She lifted her head, turning it his way just enough so his eyes caught the elegant sweep of her cheekbone.Â A fresh sound invaded his mind, though it was something felt more than heardâ€”a soft, rhythmic thump-thud. A duel of drums sounding off in the distance.
Urgent and insistent.
Before Byron knew it, he was on his feet, striding into the water. Stepping up behind her, he wound his arms around her waist, folding her against him. Dragging the coils of her hair behind her shoulder, he pressed his lips against the pulse throbbing beneath her earlobe. Only then did he realize that what heâ€™d heard was her heartbeat, dancing counterpoint to his.
â€œIâ€™m sorryâ€, he whispered. And he meant it. He ached for her to know he never would have taken her virginity if heâ€™d known why she offered it.Â He yearned for her to understand he’d never meant to invite harm her way.
Resting his chin on the top of her head, he peered across the violet-tinged water, searching for the words he needed to communicate the chain of tragedies that had led him here, to her. A breeze rippled the lagoon, pushing neon streaks of magenta along in its wake. â€œIâ€™m so sorry,â€ he said again.
Sirenia turned around in the circle of his embrace, threading her arms around his neck. â€œFor what do you have to feel sorrow? The only sinner I see reflected in those golden eyes of yours is me. And if you stay this close, I promise, I will have no choice but sin againâ€¦to take you again.â€
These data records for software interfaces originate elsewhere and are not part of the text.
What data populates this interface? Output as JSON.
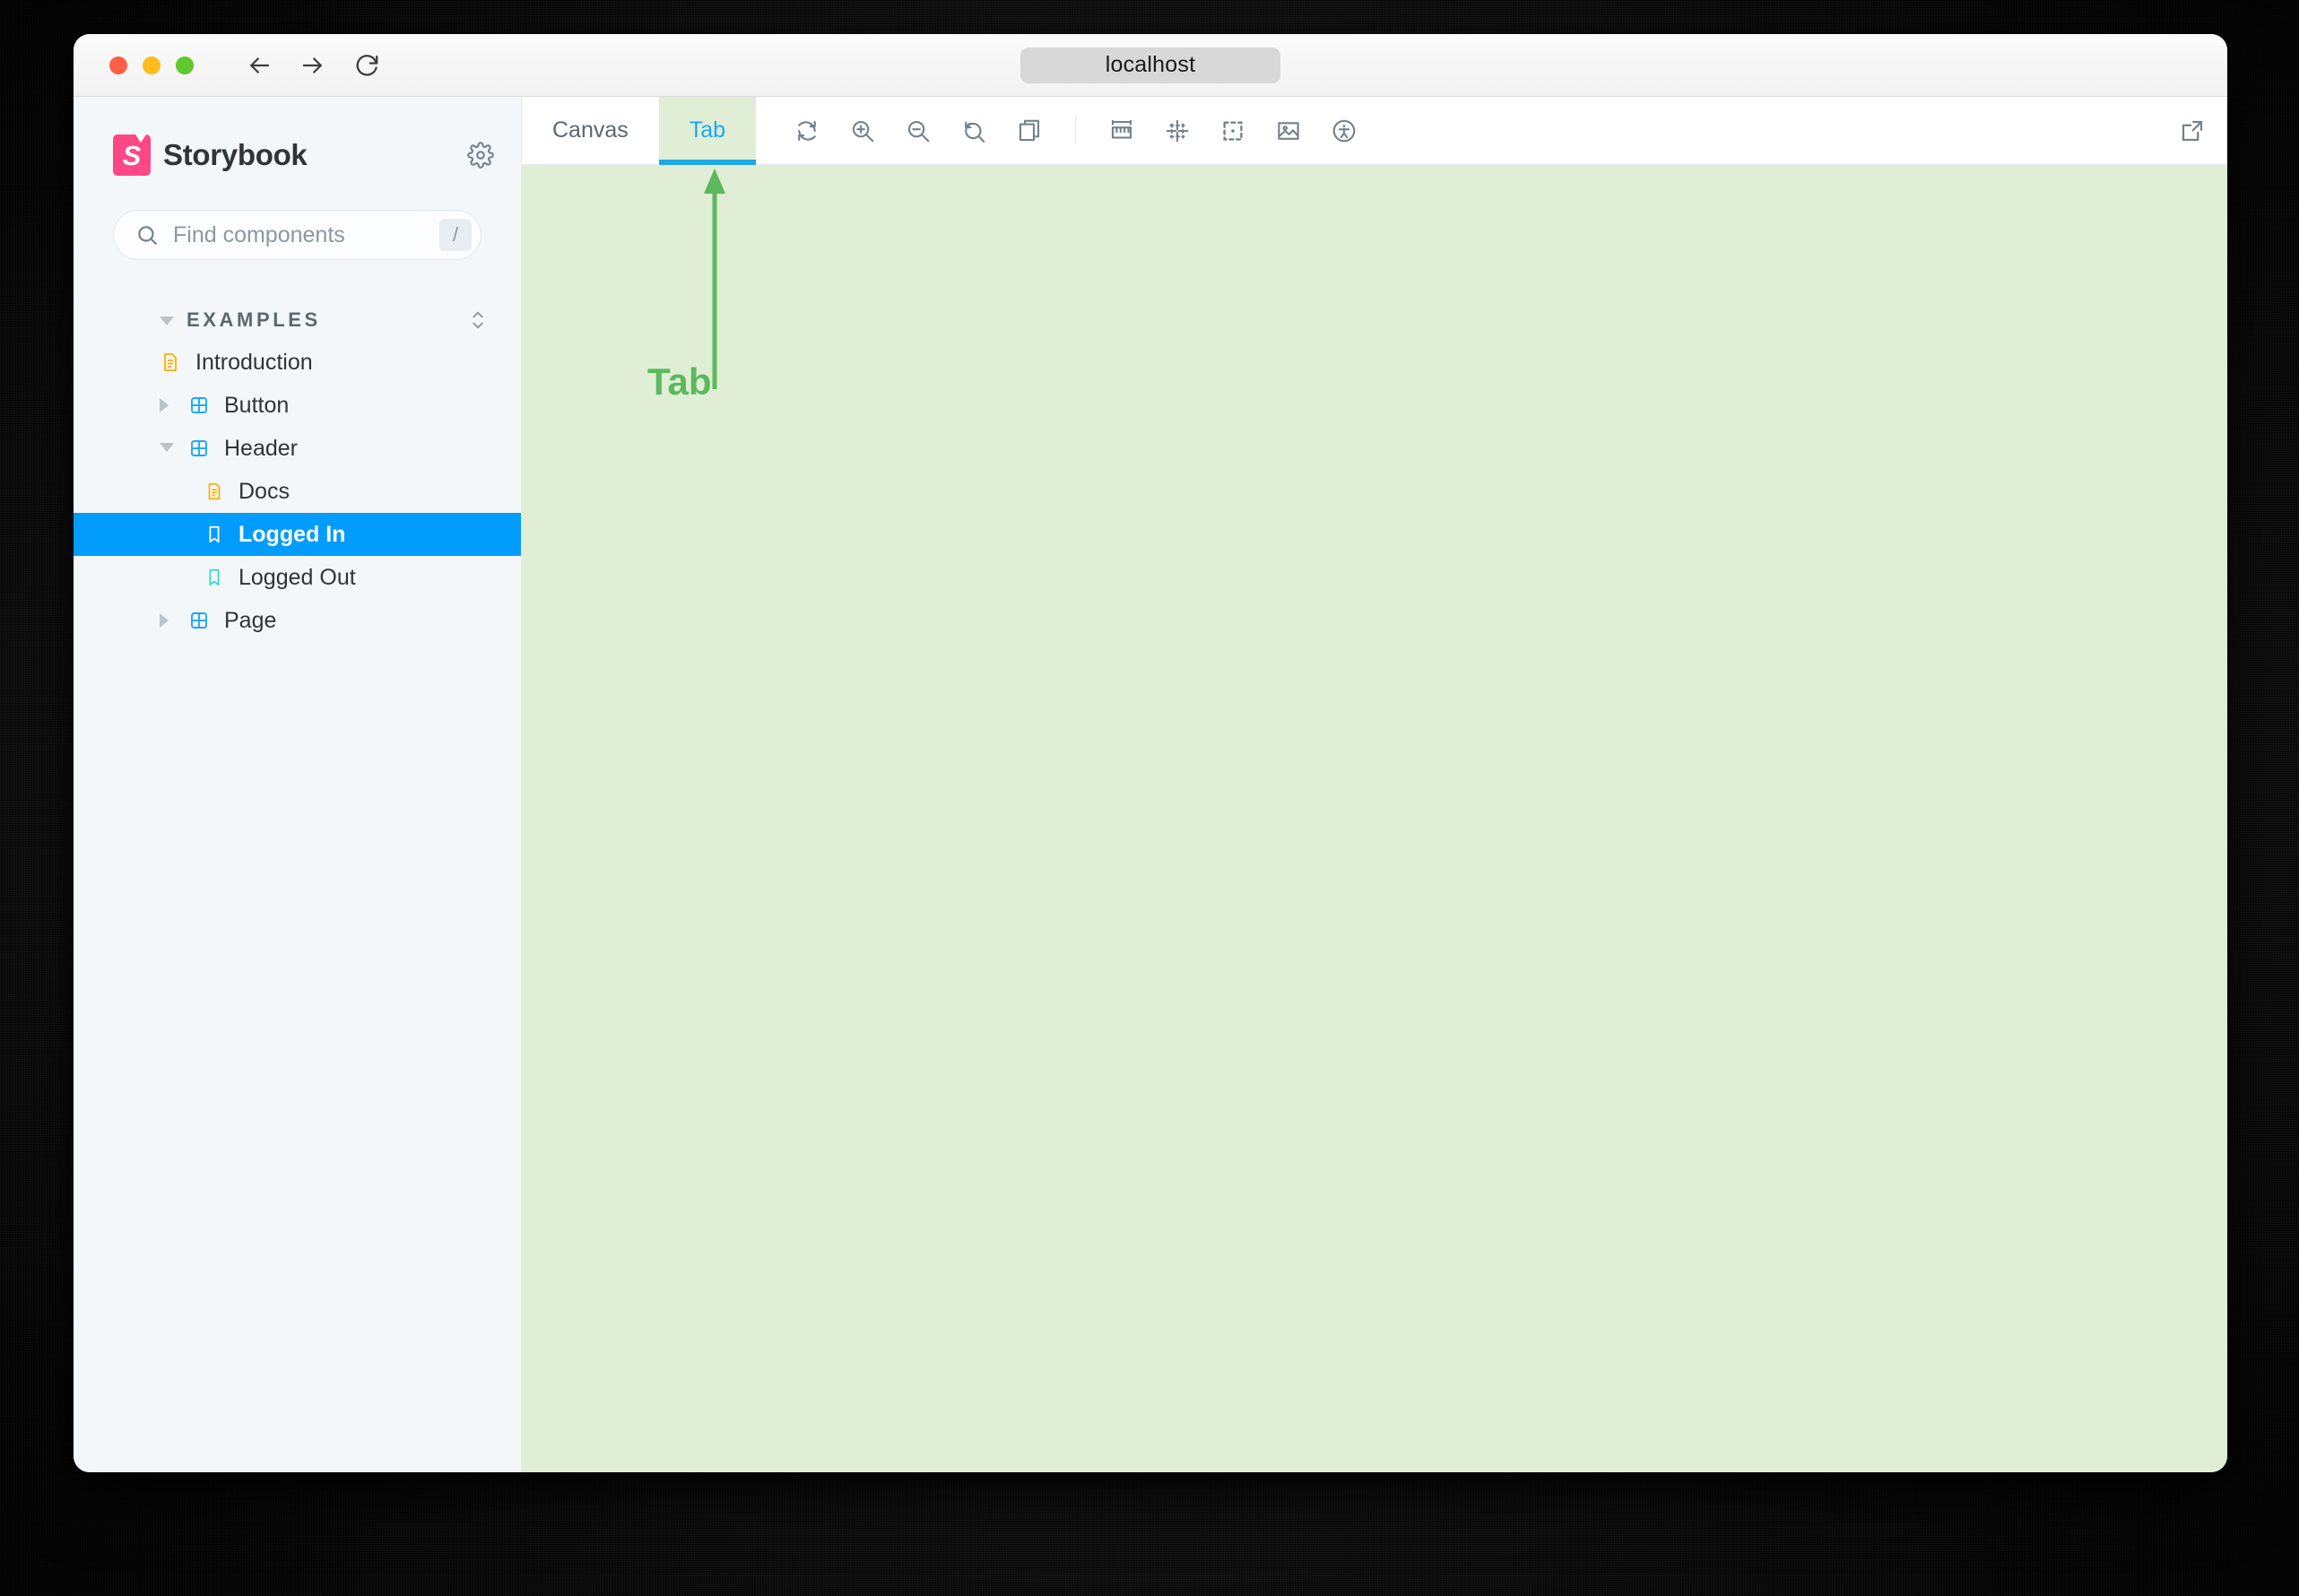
{
  "browser": {
    "url": "localhost",
    "traffic_lights": [
      "close-red",
      "minimize-yellow",
      "maximize-green"
    ],
    "nav": {
      "back": "back-arrow-icon",
      "forward": "forward-arrow-icon",
      "reload": "reload-icon"
    }
  },
  "sidebar": {
    "brand": "Storybook",
    "logo_letter": "S",
    "settings_icon": "gear-icon",
    "search": {
      "placeholder": "Find components",
      "value": "",
      "shortcut": "/",
      "icon": "search-icon"
    },
    "sections": [
      {
        "label": "EXAMPLES",
        "expanded": true,
        "sort_icon": "chevron-updown-icon"
      }
    ],
    "items": [
      {
        "label": "Introduction",
        "icon": "document-icon",
        "icon_color": "#FFAE00",
        "level": 0,
        "twisty": "none",
        "selected": false
      },
      {
        "label": "Button",
        "icon": "component-icon",
        "icon_color": "#1EA7FD",
        "level": 0,
        "twisty": "collapsed",
        "selected": false
      },
      {
        "label": "Header",
        "icon": "component-icon",
        "icon_color": "#1EA7FD",
        "level": 0,
        "twisty": "expanded",
        "selected": false
      },
      {
        "label": "Docs",
        "icon": "document-icon",
        "icon_color": "#FFAE00",
        "level": 1,
        "twisty": "none",
        "selected": false
      },
      {
        "label": "Logged In",
        "icon": "story-bookmark-icon",
        "icon_color": "#FFFFFF",
        "level": 1,
        "twisty": "none",
        "selected": true
      },
      {
        "label": "Logged Out",
        "icon": "story-bookmark-icon",
        "icon_color": "#37D5D3",
        "level": 1,
        "twisty": "none",
        "selected": false
      },
      {
        "label": "Page",
        "icon": "component-icon",
        "icon_color": "#1EA7FD",
        "level": 0,
        "twisty": "collapsed",
        "selected": false
      }
    ]
  },
  "toolbar": {
    "tabs": [
      {
        "label": "Canvas",
        "active": false
      },
      {
        "label": "Tab",
        "active": true
      }
    ],
    "tools_left": [
      "remount-icon",
      "zoom-in-icon",
      "zoom-out-icon",
      "zoom-reset-icon",
      "grid-stack-icon"
    ],
    "tools_right": [
      "measure-ruler-icon",
      "grid-dots-icon",
      "outline-icon",
      "background-image-icon",
      "accessibility-icon"
    ],
    "open_new_tab_icon": "open-in-new-icon"
  },
  "annotation": {
    "label": "Tab",
    "color": "#5CB85C",
    "arrow": "up-arrow-annotation"
  },
  "colors": {
    "accent_blue": "#029CFD",
    "tab_underline": "#1EA7E4",
    "canvas_green": "#DFEED4",
    "brand_pink": "#FF4785",
    "sidebar_bg": "#F4F7F9"
  }
}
Anything can inspire me to write a story. Â A song, a poem, the turn of the leaves before a storm. Â Heart Storm was inspired by a kayaking trip through the mangroves of Tarpon Bay with my daughter, Gina. This world is so beautiful, and we’re all here together for such as short time. Â Writing is my way to tap into something higher than just myself, to connect with others on a level that runs deeper than our personal stories. Â For me, this Â is what story telling is all about.
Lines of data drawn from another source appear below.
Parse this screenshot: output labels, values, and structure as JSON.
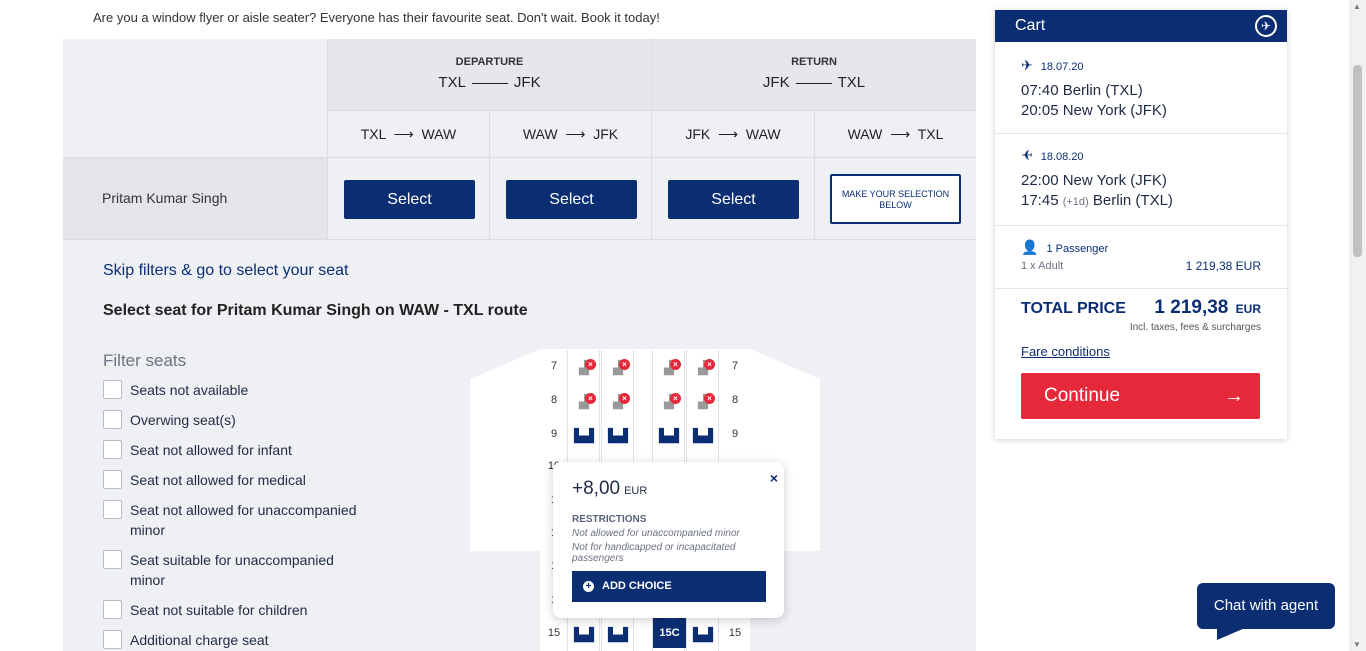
{
  "intro_text": "Are you a window flyer or aisle seater? Everyone has their favourite seat. Don't wait. Book it today!",
  "departure": {
    "label": "DEPARTURE",
    "from": "TXL",
    "to": "JFK"
  },
  "return": {
    "label": "RETURN",
    "from": "JFK",
    "to": "TXL"
  },
  "segments": [
    {
      "from": "TXL",
      "to": "WAW"
    },
    {
      "from": "WAW",
      "to": "JFK"
    },
    {
      "from": "JFK",
      "to": "WAW"
    },
    {
      "from": "WAW",
      "to": "TXL"
    }
  ],
  "passenger_name": "Pritam Kumar Singh",
  "select_label": "Select",
  "make_selection_label": "MAKE YOUR SELECTION BELOW",
  "skip_filters": "Skip filters & go to select your seat",
  "select_seat_title": "Select seat for Pritam Kumar Singh on WAW - TXL route",
  "filter_title": "Filter seats",
  "filters": [
    "Seats not available",
    "Overwing seat(s)",
    "Seat not allowed for infant",
    "Seat not allowed for medical",
    "Seat not allowed for unaccompanied minor",
    "Seat suitable for unaccompanied minor",
    "Seat not suitable for children",
    "Additional charge seat"
  ],
  "seatmap": {
    "rows": [
      "7",
      "8",
      "9",
      "10",
      "1",
      "1",
      "1",
      "1",
      "15"
    ],
    "selected_seat": "15C"
  },
  "popup": {
    "price": "+8,00",
    "currency": "EUR",
    "restrictions_title": "RESTRICTIONS",
    "restriction1": "Not allowed for unaccompanied minor",
    "restriction2": "Not for handicapped or incapacitated passengers",
    "add_choice": "ADD CHOICE",
    "close": "×"
  },
  "cart": {
    "title": "Cart",
    "outbound": {
      "date": "18.07.20",
      "dep": "07:40 Berlin (TXL)",
      "arr": "20:05 New York (JFK)"
    },
    "inbound": {
      "date": "18.08.20",
      "dep": "22:00 New York (JFK)",
      "arr_time": "17:45",
      "arr_plus": "(+1d)",
      "arr_city": "Berlin (TXL)"
    },
    "passengers": "1 Passenger",
    "pax_type": "1 x Adult",
    "pax_price": "1 219,38 EUR",
    "total_label": "TOTAL PRICE",
    "total_value": "1 219,38",
    "total_currency": "EUR",
    "incl": "Incl. taxes, fees & surcharges",
    "fare_conditions": "Fare conditions",
    "continue": "Continue"
  },
  "chat_label": "Chat with agent"
}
For more about my stories and my two July releases, be sure to check out my website. To stay in touch with what I’m doing, and writing, you can follow me on twitter or facebook. Â Â I’m running a viral Win a Kindle contest on Twitter, so you don’t want to miss that. 😉
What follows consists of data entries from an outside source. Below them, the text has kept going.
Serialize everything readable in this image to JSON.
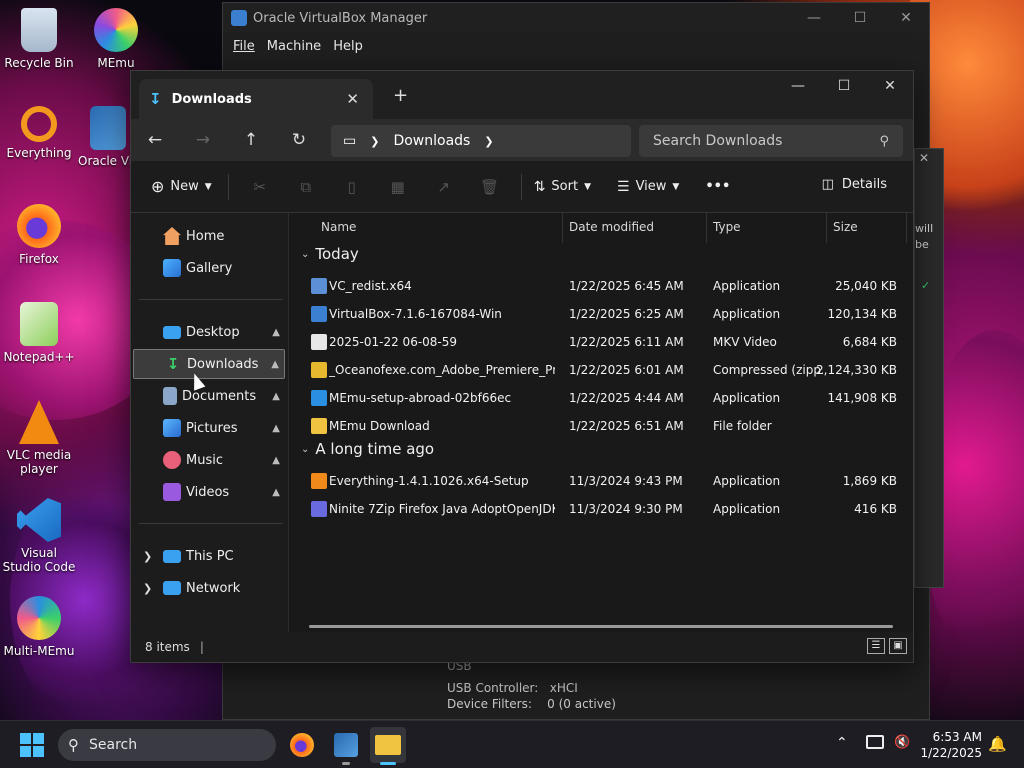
{
  "desktop": {
    "icons": [
      {
        "label": "Recycle Bin"
      },
      {
        "label": "MEmu"
      },
      {
        "label": "Everything"
      },
      {
        "label": "Oracle VirtualBox"
      },
      {
        "label": "Firefox"
      },
      {
        "label": "Notepad++"
      },
      {
        "label": "VLC media player"
      },
      {
        "label": "Visual Studio Code"
      },
      {
        "label": "Multi-MEmu"
      }
    ]
  },
  "vbox": {
    "title": "Oracle VirtualBox Manager",
    "menu": [
      "File",
      "Machine",
      "Help"
    ],
    "usb": {
      "heading": "USB",
      "controller_label": "USB Controller:",
      "controller_value": "xHCI",
      "filters_label": "Device Filters:",
      "filters_value": "0 (0 active)"
    },
    "side_text": "will be"
  },
  "explorer": {
    "tab_title": "Downloads",
    "breadcrumb": "Downloads",
    "search_placeholder": "Search Downloads",
    "commands": {
      "new": "New",
      "sort": "Sort",
      "view": "View",
      "more": "•••",
      "details": "Details"
    },
    "nav": {
      "home": "Home",
      "gallery": "Gallery",
      "desktop": "Desktop",
      "downloads": "Downloads",
      "documents": "Documents",
      "pictures": "Pictures",
      "music": "Music",
      "videos": "Videos",
      "thispc": "This PC",
      "network": "Network"
    },
    "columns": {
      "name": "Name",
      "date": "Date modified",
      "type": "Type",
      "size": "Size"
    },
    "groups": [
      {
        "label": "Today",
        "files": [
          {
            "name": "VC_redist.x64",
            "date": "1/22/2025 6:45 AM",
            "type": "Application",
            "size": "25,040 KB",
            "icon": "installer-icon",
            "color": "#5b8fd6"
          },
          {
            "name": "VirtualBox-7.1.6-167084-Win",
            "date": "1/22/2025 6:25 AM",
            "type": "Application",
            "size": "120,134 KB",
            "icon": "virtualbox-icon",
            "color": "#3a7fd0"
          },
          {
            "name": "2025-01-22 06-08-59",
            "date": "1/22/2025 6:11 AM",
            "type": "MKV Video",
            "size": "6,684 KB",
            "icon": "video-file-icon",
            "color": "#e8e8e8"
          },
          {
            "name": "_Oceanofexe.com_Adobe_Premiere_Pro_...",
            "date": "1/22/2025 6:01 AM",
            "type": "Compressed (zipp...",
            "size": "2,124,330 KB",
            "icon": "zip-folder-icon",
            "color": "#e8b730"
          },
          {
            "name": "MEmu-setup-abroad-02bf66ec",
            "date": "1/22/2025 4:44 AM",
            "type": "Application",
            "size": "141,908 KB",
            "icon": "memu-icon",
            "color": "#2a8fe0"
          },
          {
            "name": "MEmu Download",
            "date": "1/22/2025 6:51 AM",
            "type": "File folder",
            "size": "",
            "icon": "folder-icon",
            "color": "#f0c341"
          }
        ]
      },
      {
        "label": "A long time ago",
        "files": [
          {
            "name": "Everything-1.4.1.1026.x64-Setup",
            "date": "11/3/2024 9:43 PM",
            "type": "Application",
            "size": "1,869 KB",
            "icon": "everything-icon",
            "color": "#f08a1a"
          },
          {
            "name": "Ninite 7Zip Firefox Java AdoptOpenJDK x...",
            "date": "11/3/2024 9:30 PM",
            "type": "Application",
            "size": "416 KB",
            "icon": "ninite-icon",
            "color": "#6a6ae0"
          }
        ]
      }
    ],
    "status": "8 items"
  },
  "taskbar": {
    "search": "Search",
    "time": "6:53 AM",
    "date": "1/22/2025"
  },
  "colors": {
    "accent": "#4cc2ff",
    "folder": "#f0c341",
    "selected": "#3c3c3c"
  }
}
- About the Author
- Posts in the Past
Liane Gentry Skye was considered the girl most likely to become a nun in high school. Upon graduation, she wasted no time rewriting her miserable destiny. Two marriages, one real life alpha hero and four beautiful babies later, she decided it wise to exchange her rhinestone thong for soccer mom sweats.
These days, her walk on the wild side lives (mostly) in her imagination.
The mother of two children with autism, what time she doesn’t spend breathing life into her secret fantasies, she spends grant writing and advocating for a better world for persons with autism. In that vein, she has written for such venues as Autism/Asperger’s Digest, Autism Today, Guideposts: Angels on Earth